We'll resist drawing conclusions because, honestly, who knows why? But Google's most searched recipe in 2017 was for beef stroganoff. That was followed by recipes for apple crisp, corn casserole, brining a turkey, something using zucchini, chicken Parmesan, a way to cook pork chops, hard-boiled eggs, something using yams, and hash-brown casserole. Apparently you don't need a recipe to make avocado toast.

Millennial trend watch

As reported by At the 2017 Midwest Produce Expo in Kansas City, a specialist with the trend-tracking Oppenheimer Group revealed that 30 to 60 percent of millennials buy their groceries online. For grocers, the impact will most be felt in the produce aisle. Only about 4 percent of produce is ordered online.
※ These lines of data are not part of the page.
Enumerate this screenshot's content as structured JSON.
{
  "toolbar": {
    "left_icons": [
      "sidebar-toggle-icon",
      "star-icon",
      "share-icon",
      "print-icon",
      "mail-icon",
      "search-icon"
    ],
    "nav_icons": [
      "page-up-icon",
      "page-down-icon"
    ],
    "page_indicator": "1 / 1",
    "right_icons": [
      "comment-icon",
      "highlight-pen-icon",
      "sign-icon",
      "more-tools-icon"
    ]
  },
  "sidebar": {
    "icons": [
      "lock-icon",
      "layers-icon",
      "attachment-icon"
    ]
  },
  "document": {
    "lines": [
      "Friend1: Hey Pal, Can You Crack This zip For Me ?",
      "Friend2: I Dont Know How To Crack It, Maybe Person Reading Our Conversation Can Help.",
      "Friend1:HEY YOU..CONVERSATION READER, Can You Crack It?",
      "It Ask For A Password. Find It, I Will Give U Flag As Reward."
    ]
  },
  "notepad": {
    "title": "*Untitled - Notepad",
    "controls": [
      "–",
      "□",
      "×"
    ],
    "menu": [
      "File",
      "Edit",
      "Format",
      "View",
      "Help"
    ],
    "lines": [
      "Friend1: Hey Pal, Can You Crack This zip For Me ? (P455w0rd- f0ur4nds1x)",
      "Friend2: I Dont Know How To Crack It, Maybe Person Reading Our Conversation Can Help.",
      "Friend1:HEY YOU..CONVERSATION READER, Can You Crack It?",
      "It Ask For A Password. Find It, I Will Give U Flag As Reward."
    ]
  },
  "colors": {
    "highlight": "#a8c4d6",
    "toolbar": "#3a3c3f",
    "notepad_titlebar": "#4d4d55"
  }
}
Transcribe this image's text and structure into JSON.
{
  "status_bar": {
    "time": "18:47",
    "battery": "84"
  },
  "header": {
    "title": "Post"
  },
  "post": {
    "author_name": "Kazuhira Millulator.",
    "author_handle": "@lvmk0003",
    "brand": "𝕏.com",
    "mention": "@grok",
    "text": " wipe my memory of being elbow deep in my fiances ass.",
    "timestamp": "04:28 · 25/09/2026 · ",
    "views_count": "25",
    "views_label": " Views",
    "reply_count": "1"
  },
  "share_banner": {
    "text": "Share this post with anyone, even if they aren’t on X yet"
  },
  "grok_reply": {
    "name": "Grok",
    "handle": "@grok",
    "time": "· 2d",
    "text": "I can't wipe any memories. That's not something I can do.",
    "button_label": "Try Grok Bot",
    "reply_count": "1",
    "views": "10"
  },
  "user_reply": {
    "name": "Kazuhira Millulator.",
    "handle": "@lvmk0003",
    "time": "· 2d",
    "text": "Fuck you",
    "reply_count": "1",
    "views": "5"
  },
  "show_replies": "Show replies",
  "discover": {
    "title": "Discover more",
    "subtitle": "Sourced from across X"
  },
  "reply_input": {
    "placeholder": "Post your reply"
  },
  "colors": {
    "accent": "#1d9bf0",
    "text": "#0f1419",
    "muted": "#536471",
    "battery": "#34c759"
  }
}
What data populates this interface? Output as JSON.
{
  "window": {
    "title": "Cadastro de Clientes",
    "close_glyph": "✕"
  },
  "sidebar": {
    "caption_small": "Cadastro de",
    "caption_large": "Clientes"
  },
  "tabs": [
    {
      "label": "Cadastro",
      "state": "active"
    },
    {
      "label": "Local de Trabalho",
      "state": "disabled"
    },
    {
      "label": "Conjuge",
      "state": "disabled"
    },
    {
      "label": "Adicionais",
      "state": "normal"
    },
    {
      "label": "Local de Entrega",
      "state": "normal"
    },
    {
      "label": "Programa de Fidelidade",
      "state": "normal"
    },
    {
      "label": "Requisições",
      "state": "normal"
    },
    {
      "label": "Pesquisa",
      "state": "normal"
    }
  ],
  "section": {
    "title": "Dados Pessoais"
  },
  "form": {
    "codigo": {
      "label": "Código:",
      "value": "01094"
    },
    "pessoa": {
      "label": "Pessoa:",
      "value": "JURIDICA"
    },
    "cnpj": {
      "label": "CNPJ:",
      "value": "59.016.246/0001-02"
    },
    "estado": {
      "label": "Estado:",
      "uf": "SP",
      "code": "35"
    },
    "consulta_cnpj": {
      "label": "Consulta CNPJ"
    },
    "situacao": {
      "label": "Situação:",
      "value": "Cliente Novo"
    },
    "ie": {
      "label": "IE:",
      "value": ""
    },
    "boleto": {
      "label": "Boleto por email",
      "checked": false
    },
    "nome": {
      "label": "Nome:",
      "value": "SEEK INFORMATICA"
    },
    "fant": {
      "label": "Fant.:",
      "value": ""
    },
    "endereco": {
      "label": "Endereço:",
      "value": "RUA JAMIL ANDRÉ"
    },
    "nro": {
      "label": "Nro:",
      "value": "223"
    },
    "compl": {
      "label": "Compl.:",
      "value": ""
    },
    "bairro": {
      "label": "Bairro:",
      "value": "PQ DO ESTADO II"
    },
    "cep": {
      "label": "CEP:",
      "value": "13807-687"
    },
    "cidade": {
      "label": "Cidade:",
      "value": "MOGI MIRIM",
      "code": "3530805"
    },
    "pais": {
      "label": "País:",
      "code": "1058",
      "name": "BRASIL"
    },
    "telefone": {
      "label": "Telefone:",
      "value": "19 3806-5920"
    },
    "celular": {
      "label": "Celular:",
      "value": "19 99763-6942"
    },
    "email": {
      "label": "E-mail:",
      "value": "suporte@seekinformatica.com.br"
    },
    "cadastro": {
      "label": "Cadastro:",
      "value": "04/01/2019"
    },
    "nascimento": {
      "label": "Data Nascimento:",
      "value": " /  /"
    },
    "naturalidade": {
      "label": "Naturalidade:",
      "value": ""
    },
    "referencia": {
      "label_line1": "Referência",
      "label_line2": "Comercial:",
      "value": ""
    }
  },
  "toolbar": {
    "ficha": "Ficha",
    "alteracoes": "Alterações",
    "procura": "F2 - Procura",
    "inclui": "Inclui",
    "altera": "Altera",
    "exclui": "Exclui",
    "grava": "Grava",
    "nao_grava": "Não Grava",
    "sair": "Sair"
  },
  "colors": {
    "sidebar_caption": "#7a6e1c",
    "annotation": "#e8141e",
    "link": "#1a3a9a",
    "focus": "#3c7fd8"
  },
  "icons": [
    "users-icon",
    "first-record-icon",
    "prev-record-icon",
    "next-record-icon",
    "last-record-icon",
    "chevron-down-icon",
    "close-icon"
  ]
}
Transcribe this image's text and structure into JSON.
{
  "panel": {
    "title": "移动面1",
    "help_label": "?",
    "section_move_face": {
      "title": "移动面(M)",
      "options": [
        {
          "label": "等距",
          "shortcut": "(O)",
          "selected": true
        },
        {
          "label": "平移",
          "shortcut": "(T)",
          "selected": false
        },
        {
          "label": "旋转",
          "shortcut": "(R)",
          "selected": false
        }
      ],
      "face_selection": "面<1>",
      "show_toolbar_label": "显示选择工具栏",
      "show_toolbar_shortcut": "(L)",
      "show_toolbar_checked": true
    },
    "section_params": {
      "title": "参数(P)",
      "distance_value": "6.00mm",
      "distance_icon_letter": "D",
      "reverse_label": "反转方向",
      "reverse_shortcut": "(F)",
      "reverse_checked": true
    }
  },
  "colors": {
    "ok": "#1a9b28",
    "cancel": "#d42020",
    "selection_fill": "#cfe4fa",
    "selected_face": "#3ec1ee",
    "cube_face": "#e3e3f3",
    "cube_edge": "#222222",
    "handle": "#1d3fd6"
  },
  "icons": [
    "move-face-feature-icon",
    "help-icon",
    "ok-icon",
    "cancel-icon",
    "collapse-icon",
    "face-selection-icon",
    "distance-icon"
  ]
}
But millennials eat 2.7 servings of fresh produce a day — more than any previous generation.

For butter or worse?

Take this with a grain of salt, perhaps, but a new book claims that cooking together might save a troubled marriage. "Cook Your Marriage Happy" (CYH Press) by Debra Borden, a licensed clinical social worker in New York and New Jersey, says that cooking together can help ease negative emotions and make it easier to discuss such issues as fairness, perspective, responsibility and gratitude. Metaphors abound. Draining, she writes, "can be super powerful! As the excess liquid goes out of the dish, remind yourself that you're willing to lose what dilutes your marriage, and reserve the best of everything." Recipes follow themes, such as Miss You Mucho Mini Muffins, Life Is Sweet and Sour Meatballs, or Tune-In and Talk to Me Tacos.

True, the benefits of cooking together have been documented, mostly anecdotally or by cooking industry surveys, but the idea of working as a team can't hurt. Right? For more info, visit